Each line in the entries below that contains the word "mise" counts once. Report how many there are and nothing more.

Website and app data records:
- - - -

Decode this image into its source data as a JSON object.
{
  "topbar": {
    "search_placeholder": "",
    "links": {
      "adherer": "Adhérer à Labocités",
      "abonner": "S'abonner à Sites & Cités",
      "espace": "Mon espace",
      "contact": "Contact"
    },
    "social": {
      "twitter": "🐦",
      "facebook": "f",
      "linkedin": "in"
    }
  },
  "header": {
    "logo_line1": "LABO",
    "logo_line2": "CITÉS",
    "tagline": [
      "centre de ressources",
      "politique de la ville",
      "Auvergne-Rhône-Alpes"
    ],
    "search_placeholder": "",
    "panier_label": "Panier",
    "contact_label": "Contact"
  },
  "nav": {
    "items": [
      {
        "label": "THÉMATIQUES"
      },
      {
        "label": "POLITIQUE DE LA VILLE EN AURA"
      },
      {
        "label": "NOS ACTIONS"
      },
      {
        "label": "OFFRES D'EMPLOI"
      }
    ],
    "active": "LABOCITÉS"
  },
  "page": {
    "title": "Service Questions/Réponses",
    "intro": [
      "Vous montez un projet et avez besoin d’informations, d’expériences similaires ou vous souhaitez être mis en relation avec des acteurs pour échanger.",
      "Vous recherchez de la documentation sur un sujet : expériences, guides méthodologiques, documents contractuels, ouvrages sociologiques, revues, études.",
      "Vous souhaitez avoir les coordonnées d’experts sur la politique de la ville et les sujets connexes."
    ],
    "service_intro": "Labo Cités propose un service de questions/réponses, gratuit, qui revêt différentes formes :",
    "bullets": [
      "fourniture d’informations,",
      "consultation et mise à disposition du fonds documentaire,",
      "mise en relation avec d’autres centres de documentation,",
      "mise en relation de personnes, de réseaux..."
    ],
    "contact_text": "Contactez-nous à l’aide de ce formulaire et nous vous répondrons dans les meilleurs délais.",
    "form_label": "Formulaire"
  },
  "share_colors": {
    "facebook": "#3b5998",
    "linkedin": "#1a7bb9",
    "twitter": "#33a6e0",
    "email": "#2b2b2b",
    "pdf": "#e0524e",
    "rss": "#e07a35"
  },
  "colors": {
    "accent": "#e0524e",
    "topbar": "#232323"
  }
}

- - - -

ANSWER FOR THIS EXERCISE
3